The suitcase will not shut, not even with Clare’s full weight on it.
“You’ll have to leave something behind,” says Amy from her seat by the window.
Clare slips from the bed. Hands on hips, she frowns and fists her toes in the carpet. “He said to bring everything.”
“If he wanted you to bring everything, he’d have given you a bigger case.”
With a sigh, Clare flips back the lid and scratches her head. “I suppose.”
Amy stands and strolls over to the bed. “Just start again.” She upends the case.
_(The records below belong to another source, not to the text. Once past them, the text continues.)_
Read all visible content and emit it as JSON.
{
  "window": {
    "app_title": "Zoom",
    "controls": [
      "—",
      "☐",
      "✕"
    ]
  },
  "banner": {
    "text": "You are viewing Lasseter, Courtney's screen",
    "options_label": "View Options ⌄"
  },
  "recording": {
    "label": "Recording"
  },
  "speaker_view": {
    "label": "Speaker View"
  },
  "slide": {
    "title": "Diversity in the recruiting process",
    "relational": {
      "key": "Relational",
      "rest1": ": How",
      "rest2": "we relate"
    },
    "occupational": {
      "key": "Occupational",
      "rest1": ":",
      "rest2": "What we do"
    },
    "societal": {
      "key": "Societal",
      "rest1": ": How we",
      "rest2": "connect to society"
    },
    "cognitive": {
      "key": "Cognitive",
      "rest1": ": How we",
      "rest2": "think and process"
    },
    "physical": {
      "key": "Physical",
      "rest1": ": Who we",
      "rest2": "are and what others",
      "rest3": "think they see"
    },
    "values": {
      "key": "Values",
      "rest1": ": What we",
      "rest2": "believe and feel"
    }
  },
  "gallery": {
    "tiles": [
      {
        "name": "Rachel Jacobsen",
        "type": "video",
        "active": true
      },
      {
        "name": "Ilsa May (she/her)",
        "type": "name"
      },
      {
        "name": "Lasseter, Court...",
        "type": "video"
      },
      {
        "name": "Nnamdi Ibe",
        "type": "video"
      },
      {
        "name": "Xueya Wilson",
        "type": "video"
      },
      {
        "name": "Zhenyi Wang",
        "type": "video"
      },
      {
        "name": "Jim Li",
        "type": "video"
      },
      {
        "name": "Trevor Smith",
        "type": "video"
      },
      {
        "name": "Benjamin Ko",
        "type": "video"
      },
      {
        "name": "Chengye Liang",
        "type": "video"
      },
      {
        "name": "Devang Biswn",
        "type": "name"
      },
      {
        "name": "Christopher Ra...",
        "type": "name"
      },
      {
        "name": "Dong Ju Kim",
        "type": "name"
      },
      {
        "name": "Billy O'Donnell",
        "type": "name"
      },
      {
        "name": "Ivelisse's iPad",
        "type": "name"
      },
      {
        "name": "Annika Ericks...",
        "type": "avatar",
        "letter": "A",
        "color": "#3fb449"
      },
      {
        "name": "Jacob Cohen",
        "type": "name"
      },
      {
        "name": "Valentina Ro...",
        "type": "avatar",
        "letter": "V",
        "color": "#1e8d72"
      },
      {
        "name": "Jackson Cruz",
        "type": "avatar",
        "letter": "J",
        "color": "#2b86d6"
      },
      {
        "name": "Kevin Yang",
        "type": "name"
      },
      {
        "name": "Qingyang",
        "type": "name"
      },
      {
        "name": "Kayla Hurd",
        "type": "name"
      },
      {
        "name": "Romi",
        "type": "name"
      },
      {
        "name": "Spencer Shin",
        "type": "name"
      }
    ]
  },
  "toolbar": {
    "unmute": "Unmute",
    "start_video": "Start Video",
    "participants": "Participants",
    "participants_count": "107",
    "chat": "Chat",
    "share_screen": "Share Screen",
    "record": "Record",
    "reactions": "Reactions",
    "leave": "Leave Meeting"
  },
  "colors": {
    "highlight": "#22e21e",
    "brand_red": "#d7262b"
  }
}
Its contents mushroom across the duvet. “Make two piles: stuff you don’t want to take, and stuff you do.”
“All right,” says Clare. She begins to scrabble through her belongings. Her jeans, her tees, her silver-sequinned pumps. Her wash-bag, her hairbrush, the butterfly hair clip her mum gave her for her birthday. “Stuff I do.”
“What about these?” asks Amy, holding up a little black dress and a bunch of lacy undies. “Didn’t he buy them for you?”
“Yeah, but they’re not really me.” Clare takes them from Amy and starts a stuff-I-don’t pile.
Shaking her head, Clare drops the tote bag on top of the little black dress. “That’s all that the makeup he bought me. Makes my face sweat.”
Amy continues to peel items from the bed. Clare’s nightshirt, the poncho she purchased with her first ever pay-packet, her collection of bangles and beads.
“Stuff I do,” says Clare again.
The black stilettos, the 10 denier holdups, the red-leather box with Goldsmiths branded across its lid.
“Stuff I don’t.”
Outside, a car door thunks.
“Quick,” says Amy, grabbing an armful of clothes. “He’s here. Pack! You know he hates to be kept waiting.”
Finally, Clare manages to shut the suitcase, and, after the briefest of hugs, she waves goodbye, runs to the car and leaves Amy standing there with the stuff-I-do pile still in her arms.